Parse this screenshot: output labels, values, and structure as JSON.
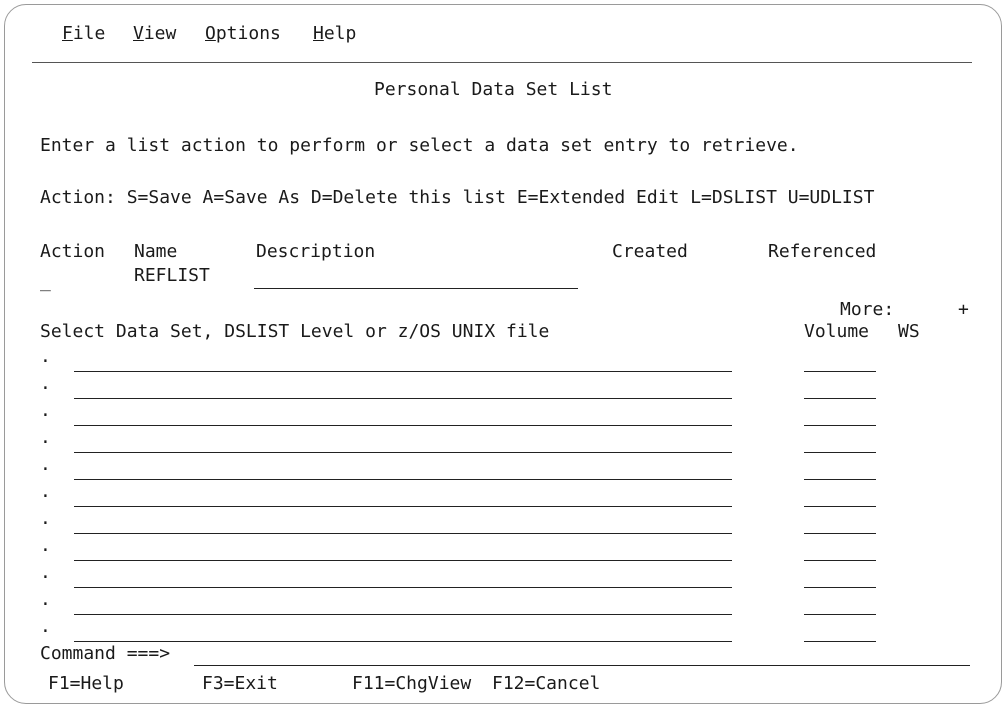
{
  "menu": {
    "items": [
      {
        "label": "File",
        "mnemonic": "F",
        "rest": "ile"
      },
      {
        "label": "View",
        "mnemonic": "V",
        "rest": "iew"
      },
      {
        "label": "Options",
        "mnemonic": "O",
        "rest": "ptions"
      },
      {
        "label": "Help",
        "mnemonic": "H",
        "rest": "elp"
      }
    ]
  },
  "panel": {
    "title": "Personal Data Set List",
    "instruction": "Enter a list action to perform or select a data set entry to retrieve.",
    "actions": "Action: S=Save A=Save As D=Delete this list E=Extended Edit L=DSLIST U=UDLIST"
  },
  "list_header": {
    "action": "Action",
    "name": "Name",
    "description": "Description",
    "created": "Created",
    "referenced": "Referenced"
  },
  "list_entry": {
    "action_value": "_",
    "name": "REFLIST",
    "description": "",
    "created": "",
    "referenced": ""
  },
  "more": {
    "label": "More:",
    "indicator": "+"
  },
  "dataset_header": {
    "select": "Select Data Set, DSLIST Level or z/OS UNIX file",
    "volume": "Volume",
    "ws": "WS"
  },
  "dataset_rows": [
    {
      "marker": ".",
      "dataset": "",
      "volume": ""
    },
    {
      "marker": ".",
      "dataset": "",
      "volume": ""
    },
    {
      "marker": ".",
      "dataset": "",
      "volume": ""
    },
    {
      "marker": ".",
      "dataset": "",
      "volume": ""
    },
    {
      "marker": ".",
      "dataset": "",
      "volume": ""
    },
    {
      "marker": ".",
      "dataset": "",
      "volume": ""
    },
    {
      "marker": ".",
      "dataset": "",
      "volume": ""
    },
    {
      "marker": ".",
      "dataset": "",
      "volume": ""
    },
    {
      "marker": ".",
      "dataset": "",
      "volume": ""
    },
    {
      "marker": ".",
      "dataset": "",
      "volume": ""
    },
    {
      "marker": ".",
      "dataset": "",
      "volume": ""
    }
  ],
  "command": {
    "label": "Command ===>",
    "value": ""
  },
  "function_keys": [
    "F1=Help",
    "F3=Exit",
    "F11=ChgView",
    "F12=Cancel"
  ]
}
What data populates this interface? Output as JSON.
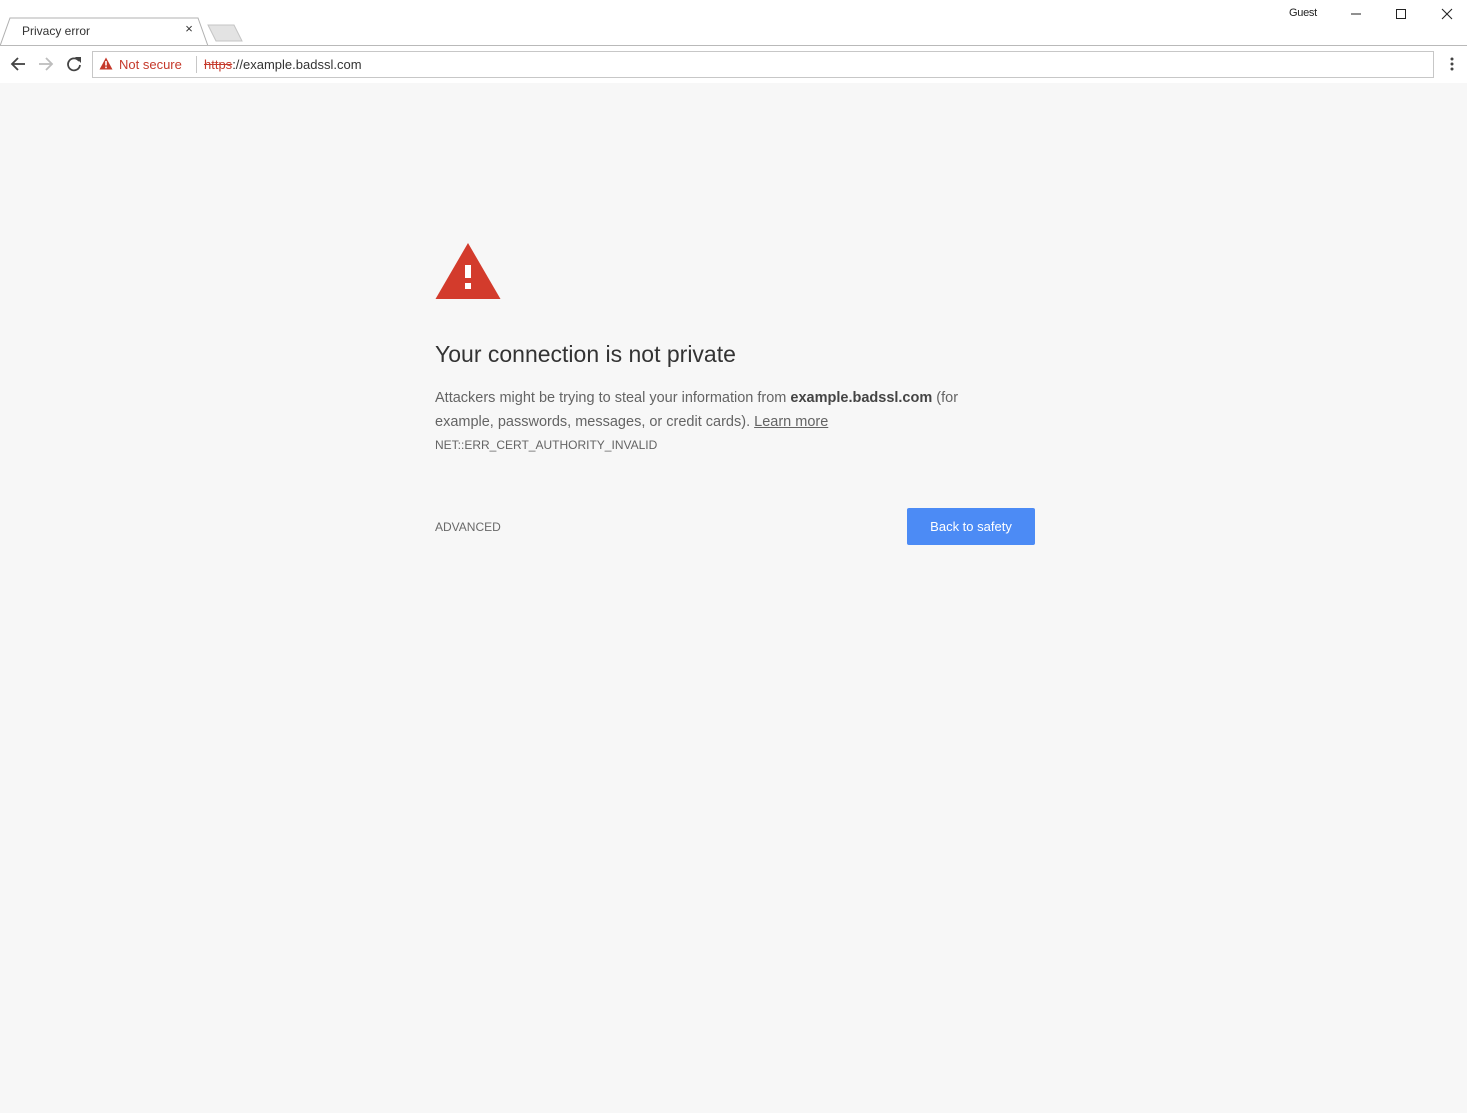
{
  "window": {
    "profile_label": "Guest"
  },
  "tab": {
    "title": "Privacy error",
    "close_glyph": "×"
  },
  "omnibox": {
    "security_label": "Not secure",
    "url_scheme": "https",
    "url_rest": "://example.badssl.com"
  },
  "interstitial": {
    "heading": "Your connection is not private",
    "msg_before": "Attackers might be trying to steal your information from ",
    "msg_host": "example.badssl.com",
    "msg_after": " (for example, passwords, messages, or credit cards). ",
    "learn_more": "Learn more",
    "error_code": "NET::ERR_CERT_AUTHORITY_INVALID",
    "advanced_label": "ADVANCED",
    "primary_label": "Back to safety"
  },
  "colors": {
    "warning_red": "#d33b2c",
    "primary_blue": "#4c8bf5",
    "page_bg": "#f7f7f7",
    "insecure_red": "#c5392b"
  }
}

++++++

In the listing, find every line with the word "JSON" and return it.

▶ Written solution:
Parse this screenshot: output labels, values, and structure as JSON.
What data populates this interface? Output as JSON.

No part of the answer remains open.